Tuesday 3rd August
Having overslept slightly, even with three pairs of hands to manage the boys and foregoing niceties like showers, it still took us an hour and three quarters to get ready, load up the car and say our goodbyes. (And even then, as we have subsequently discovered, we left a load of stuff behind.) I can’t believe how quickly the last few days have passed. Always the way, isn’t it?
It was a fairly uneventful trip back, which was fine by me. Halfway to Calais, Zac leapt out at the service area and made a big thing of walking right up to and around the windmill which helps power the building, looking up at the giant blades and hugging the base. (I suppose it’s an alternative to tree-hugging.) Toby slept and then was calm until we reached the French terminal, then got a bit grumpy, which was fair enough.
All in all, we were home by about 3pm. And so began the endless cycle of unpacking, laundry and tidying away, washed down with a takeaway curry. Holiday over.
I’ve been back in the office today. I always find it a bit discombobulating (my word of the day!) to go straight back to work the day after a holiday, but at least I’ve only come back to a three-day week. And although I’m involved in some big meetings over the next couple of days with European and American VPs, I’m still feeling nicely chilled after our break, despite being dragged out of bed by a wide-awake Zac at 5am today.
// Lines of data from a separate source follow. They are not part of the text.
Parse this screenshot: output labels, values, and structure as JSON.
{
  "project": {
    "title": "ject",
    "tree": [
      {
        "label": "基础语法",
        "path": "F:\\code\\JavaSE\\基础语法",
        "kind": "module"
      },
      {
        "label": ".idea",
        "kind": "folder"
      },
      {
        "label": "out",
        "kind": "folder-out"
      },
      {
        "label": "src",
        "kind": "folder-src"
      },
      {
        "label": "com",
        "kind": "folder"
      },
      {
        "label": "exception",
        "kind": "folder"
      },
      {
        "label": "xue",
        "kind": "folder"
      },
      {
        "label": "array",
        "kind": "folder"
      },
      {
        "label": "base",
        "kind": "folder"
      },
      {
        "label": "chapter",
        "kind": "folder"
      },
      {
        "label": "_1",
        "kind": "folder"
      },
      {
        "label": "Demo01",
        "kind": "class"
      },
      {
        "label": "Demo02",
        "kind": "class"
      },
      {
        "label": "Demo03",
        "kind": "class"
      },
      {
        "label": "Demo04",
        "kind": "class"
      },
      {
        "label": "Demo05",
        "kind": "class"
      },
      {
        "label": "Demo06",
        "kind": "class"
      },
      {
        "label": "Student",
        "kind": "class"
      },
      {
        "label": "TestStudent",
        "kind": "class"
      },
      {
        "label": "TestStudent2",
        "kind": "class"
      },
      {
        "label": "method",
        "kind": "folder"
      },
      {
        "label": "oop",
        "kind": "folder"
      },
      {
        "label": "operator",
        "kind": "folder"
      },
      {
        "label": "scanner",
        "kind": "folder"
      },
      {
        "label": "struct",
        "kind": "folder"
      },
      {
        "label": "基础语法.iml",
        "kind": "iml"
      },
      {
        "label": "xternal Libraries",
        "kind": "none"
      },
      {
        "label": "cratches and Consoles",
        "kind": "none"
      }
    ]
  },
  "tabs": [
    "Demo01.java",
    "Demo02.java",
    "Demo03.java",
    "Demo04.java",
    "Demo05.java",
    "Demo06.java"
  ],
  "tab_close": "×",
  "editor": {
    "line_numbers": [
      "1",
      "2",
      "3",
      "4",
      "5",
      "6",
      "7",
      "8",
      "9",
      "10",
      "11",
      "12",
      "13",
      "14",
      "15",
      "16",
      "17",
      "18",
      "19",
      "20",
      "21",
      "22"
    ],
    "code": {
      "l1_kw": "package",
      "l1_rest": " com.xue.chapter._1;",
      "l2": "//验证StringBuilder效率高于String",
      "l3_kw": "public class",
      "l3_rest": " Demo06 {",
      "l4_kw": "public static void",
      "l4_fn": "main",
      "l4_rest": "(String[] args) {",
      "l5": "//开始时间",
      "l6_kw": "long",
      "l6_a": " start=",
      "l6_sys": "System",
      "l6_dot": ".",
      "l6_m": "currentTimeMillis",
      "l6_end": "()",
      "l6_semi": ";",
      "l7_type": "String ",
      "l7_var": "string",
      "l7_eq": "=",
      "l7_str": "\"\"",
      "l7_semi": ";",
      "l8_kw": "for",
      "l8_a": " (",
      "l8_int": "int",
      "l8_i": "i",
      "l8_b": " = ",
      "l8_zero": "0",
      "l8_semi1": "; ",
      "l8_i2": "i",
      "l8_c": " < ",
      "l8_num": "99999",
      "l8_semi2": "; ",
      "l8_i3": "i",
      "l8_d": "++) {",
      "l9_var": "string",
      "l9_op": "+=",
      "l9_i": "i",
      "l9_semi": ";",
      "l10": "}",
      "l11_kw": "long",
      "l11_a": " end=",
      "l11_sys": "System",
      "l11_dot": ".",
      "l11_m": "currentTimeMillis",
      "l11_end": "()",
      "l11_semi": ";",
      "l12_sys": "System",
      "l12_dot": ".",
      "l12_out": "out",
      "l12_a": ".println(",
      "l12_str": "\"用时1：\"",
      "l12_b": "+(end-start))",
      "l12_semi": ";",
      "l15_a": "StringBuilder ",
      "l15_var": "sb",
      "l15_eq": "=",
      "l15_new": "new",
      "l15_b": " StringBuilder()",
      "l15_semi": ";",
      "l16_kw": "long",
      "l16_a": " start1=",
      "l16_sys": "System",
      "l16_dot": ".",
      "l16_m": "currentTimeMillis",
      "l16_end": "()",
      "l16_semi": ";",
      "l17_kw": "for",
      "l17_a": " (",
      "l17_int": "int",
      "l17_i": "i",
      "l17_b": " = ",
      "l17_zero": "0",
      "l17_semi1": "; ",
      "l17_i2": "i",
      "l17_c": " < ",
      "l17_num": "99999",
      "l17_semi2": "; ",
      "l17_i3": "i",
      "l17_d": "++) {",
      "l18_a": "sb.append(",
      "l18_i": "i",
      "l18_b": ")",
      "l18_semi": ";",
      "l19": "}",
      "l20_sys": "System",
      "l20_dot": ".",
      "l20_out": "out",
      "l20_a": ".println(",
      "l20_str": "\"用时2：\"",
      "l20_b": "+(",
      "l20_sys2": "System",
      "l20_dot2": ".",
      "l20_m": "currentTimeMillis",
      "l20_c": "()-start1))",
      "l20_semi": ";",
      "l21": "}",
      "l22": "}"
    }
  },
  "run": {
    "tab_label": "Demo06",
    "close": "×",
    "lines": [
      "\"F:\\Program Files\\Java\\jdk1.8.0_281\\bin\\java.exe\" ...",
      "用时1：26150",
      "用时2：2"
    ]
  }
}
I know I’ll have to step back into gear at some point, but hopefully I can roll along in neutral for just a few days longer …